"Such demand is unlikely to be met. The government is staring at a revenue deficit this year. It would be interesting to see if Jio, which has been flushed with liquidity after a series of investments, could take a lead in the 5G race by participating in the auctions when they happen, and signal its rivals to raise their game," says a telecom analyst.
But there has been inordinate delay in the 5G trials and spectrum auctions already. Since last year, Telecom Minister Ravi Shankar Prasad has been talking about holding 5G trials. In January, about two months before the lockdown, the telcos had submitted their trial proposals with the Wireless Planning and Coordination Wing (WPC) at the Department of Telecommunications (DoT). But since then, there has been no action. It's unlikely that the trials would begin anytime soon - at least until the situation normalises.
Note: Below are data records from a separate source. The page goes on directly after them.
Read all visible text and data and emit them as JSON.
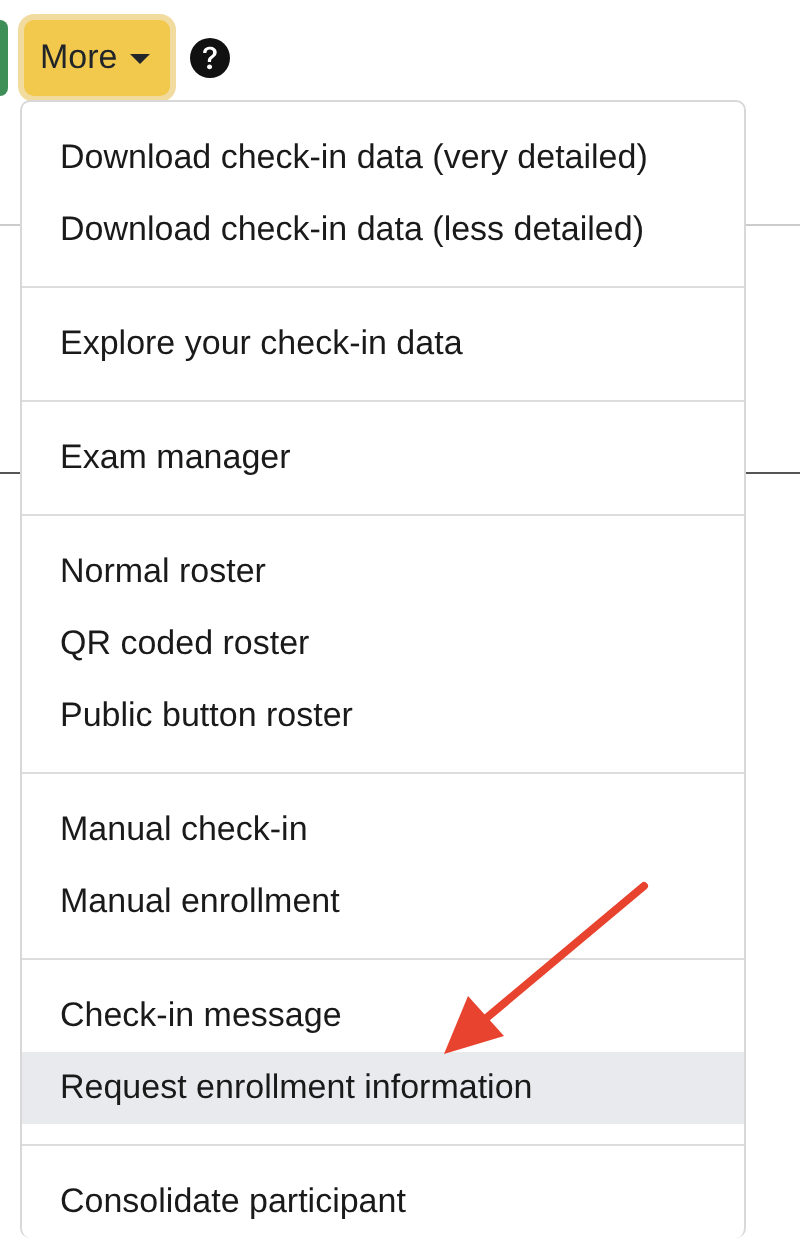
{
  "toolbar": {
    "more_button": {
      "label": "More",
      "expanded": true
    }
  },
  "menu": {
    "groups": [
      {
        "items": [
          {
            "label": "Download check-in data (very detailed)",
            "selected": false
          },
          {
            "label": "Download check-in data (less detailed)",
            "selected": false
          }
        ]
      },
      {
        "items": [
          {
            "label": "Explore your check-in data",
            "selected": false
          }
        ]
      },
      {
        "items": [
          {
            "label": "Exam manager",
            "selected": false
          }
        ]
      },
      {
        "items": [
          {
            "label": "Normal roster",
            "selected": false
          },
          {
            "label": "QR coded roster",
            "selected": false
          },
          {
            "label": "Public button roster",
            "selected": false
          }
        ]
      },
      {
        "items": [
          {
            "label": "Manual check-in",
            "selected": false
          },
          {
            "label": "Manual enrollment",
            "selected": false
          }
        ]
      },
      {
        "items": [
          {
            "label": "Check-in message",
            "selected": false
          },
          {
            "label": "Request enrollment information",
            "selected": true
          }
        ]
      },
      {
        "items": [
          {
            "label": "Consolidate participant",
            "selected": false
          }
        ]
      }
    ]
  }
}
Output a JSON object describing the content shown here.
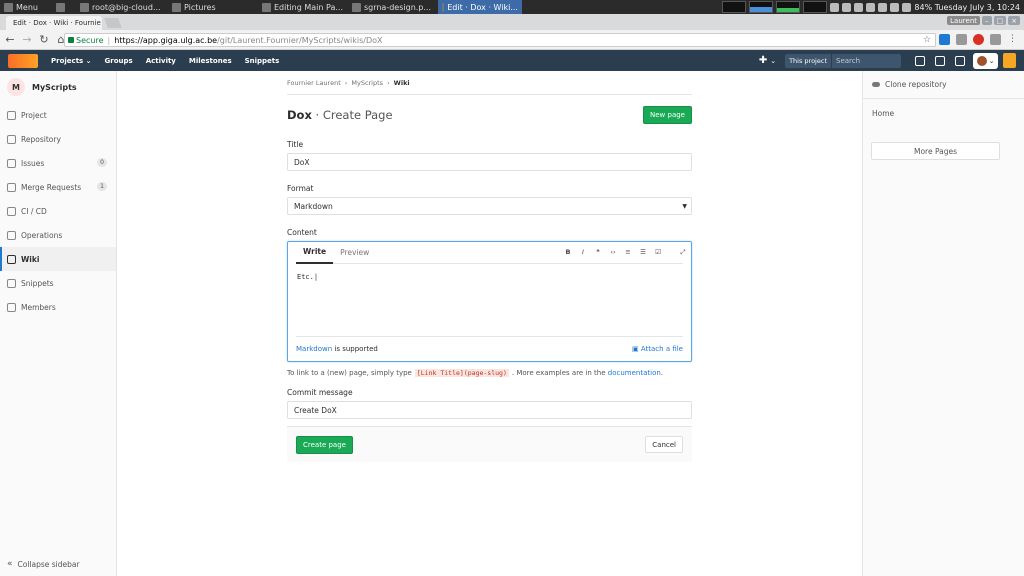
{
  "taskbar": {
    "menu": "Menu",
    "windows": [
      "root@big-cloud...",
      "Pictures",
      "Editing Main Pa...",
      "sgrna-design.p...",
      "Edit · Dox · Wiki..."
    ],
    "status": "84%  Tuesday July  3, 10:24"
  },
  "browser": {
    "tab_title": "Edit · Dox · Wiki · Fournie",
    "user_label": "Laurent",
    "secure_label": "Secure",
    "url_scheme_host": "https://app.giga.ulg.ac.be",
    "url_path": "/git/Laurent.Fournier/MyScripts/wikis/DoX"
  },
  "gitlab_nav": {
    "links": [
      "Projects",
      "Groups",
      "Activity",
      "Milestones",
      "Snippets"
    ],
    "this_project": "This project",
    "search_placeholder": "Search"
  },
  "sidebar": {
    "project_initial": "M",
    "project_name": "MyScripts",
    "items": [
      {
        "label": "Project",
        "icon": "home-icon"
      },
      {
        "label": "Repository",
        "icon": "doc-icon"
      },
      {
        "label": "Issues",
        "icon": "issues-icon",
        "badge": "0"
      },
      {
        "label": "Merge Requests",
        "icon": "merge-icon",
        "badge": "1"
      },
      {
        "label": "CI / CD",
        "icon": "rocket-icon"
      },
      {
        "label": "Operations",
        "icon": "cloud-icon"
      },
      {
        "label": "Wiki",
        "icon": "book-icon",
        "active": true
      },
      {
        "label": "Snippets",
        "icon": "snippet-icon"
      },
      {
        "label": "Members",
        "icon": "users-icon"
      }
    ],
    "collapse_label": "Collapse sidebar"
  },
  "breadcrumb": {
    "items": [
      "Fournier Laurent",
      "MyScripts",
      "Wiki"
    ],
    "separator": "›"
  },
  "page": {
    "title_bold": "Dox",
    "title_rest": " · Create Page",
    "new_page_label": "New page"
  },
  "form": {
    "title_label": "Title",
    "title_value": "DoX",
    "format_label": "Format",
    "format_value": "Markdown",
    "content_label": "Content",
    "write_tab": "Write",
    "preview_tab": "Preview",
    "tools": [
      "B",
      "I",
      "❝",
      "‹›",
      "≡",
      "☰",
      "☑",
      "⤢"
    ],
    "content_value": "Etc.",
    "markdown_link": "Markdown",
    "supported_text": " is supported",
    "attach_label": "Attach a file",
    "help_prefix": "To link to a (new) page, simply type",
    "help_code": "[Link Title](page-slug)",
    "help_middle": ". More examples are in the",
    "help_link": "documentation",
    "help_suffix": ".",
    "commit_label": "Commit message",
    "commit_value": "Create DoX",
    "create_label": "Create page",
    "cancel_label": "Cancel"
  },
  "right_sidebar": {
    "clone_label": "Clone repository",
    "home_label": "Home",
    "more_label": "More Pages"
  }
}
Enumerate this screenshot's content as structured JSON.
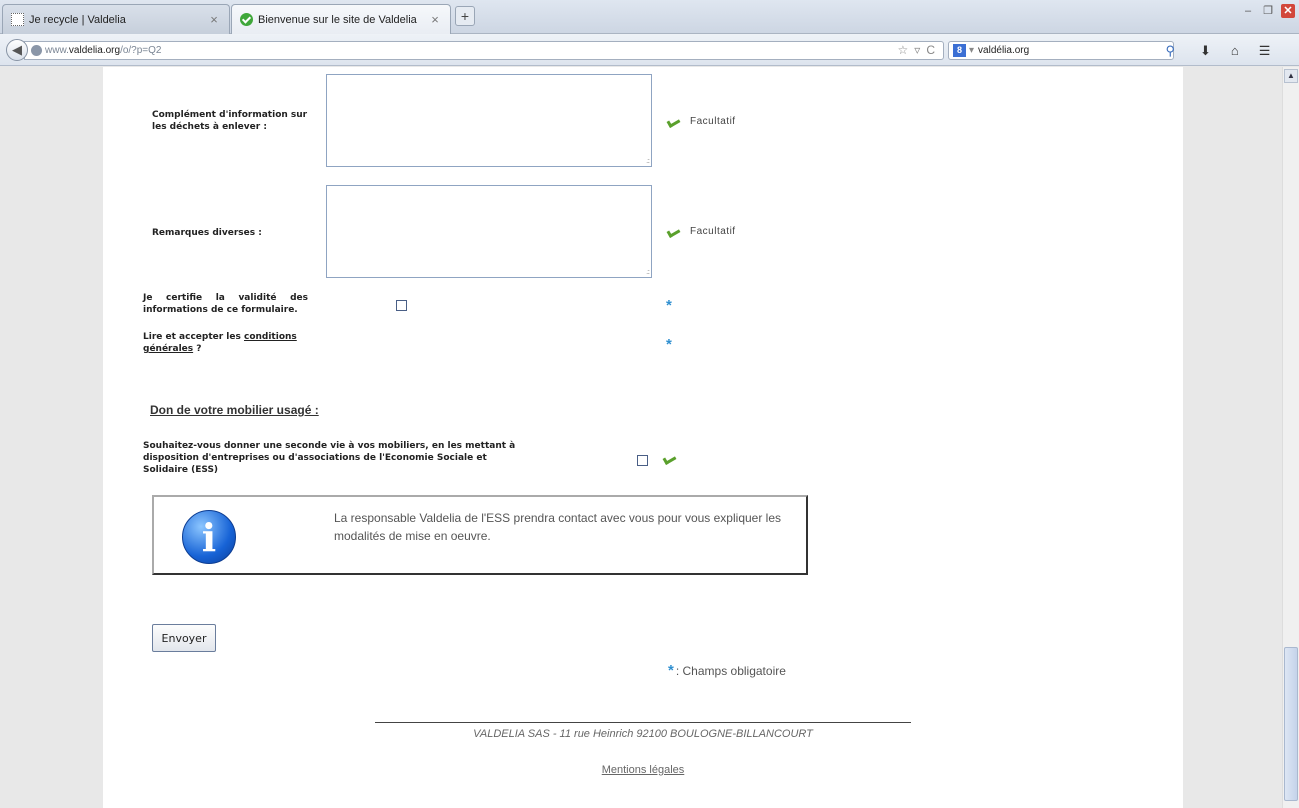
{
  "browser": {
    "tabs": [
      {
        "label": "Je recycle | Valdelia",
        "close": "×"
      },
      {
        "label": "Bienvenue sur le site de Valdelia",
        "close": "×"
      }
    ],
    "new_tab": "+",
    "url": {
      "host_dim": "www.",
      "host": "valdelia.org",
      "path": "/o/?p=Q2"
    },
    "search": {
      "engine": "8",
      "value": "valdélia.org"
    }
  },
  "form": {
    "fields": [
      {
        "label": "Complément d'information sur les déchets à enlever :",
        "hint": "Facultatif"
      },
      {
        "label": "Remarques diverses :",
        "hint": "Facultatif"
      }
    ],
    "certify_label": "Je certifie la validité des informations de ce formulaire.",
    "conditions": {
      "prefix": "Lire et accepter les ",
      "link": "conditions générales",
      "suffix": " ?"
    },
    "section_title": "Don de votre mobilier usagé :",
    "donation_label": "Souhaitez-vous donner une seconde vie à vos mobiliers, en les mettant à disposition d'entreprises ou d'associations de l'Economie Sociale et Solidaire (ESS)",
    "info_text": "La responsable Valdelia de l'ESS prendra contact avec vous pour vous expliquer les modalités de mise en oeuvre.",
    "info_icon_letter": "i",
    "submit_label": "Envoyer",
    "required_star": "*",
    "legend": ": Champs obligatoire"
  },
  "footer": {
    "address": "VALDELIA SAS - 11 rue Heinrich 92100 BOULOGNE-BILLANCOURT",
    "legal_link": "Mentions légales"
  },
  "colors": {
    "accent_star": "#2f8fd0",
    "check": "#5aa02c"
  }
}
As such, industry lobby body Cellular Operators Association of India (COAI) has said that the telcos don't need additional spectrum to maintain service quality during COVID times.
Besides, the foundation has asked the DoT to de-license E and V bands to improve the last-mile access of the internet. It may be noted that TRAI had recommended that these high-frequency airwaves be given on allotment on a fixed fee basis rather than the usual auction route. The E and V bands are typically used to connect two mobile towers which are otherwise not connected with the fibre. At the moment, just about 22 per cent of the towers are connected through fibre.
The foundation further said that the small area and captive telecom licensing needs to be de-licensed to support industrial, captive and campus-based telecom networks which will strengthen the goal of Atamnirbhar Bharat. Indeed, localised telecom networks for industrial purposes are going to be the prominent use cases of 5G along with enterprise solutions, and enhanced mobile broadband.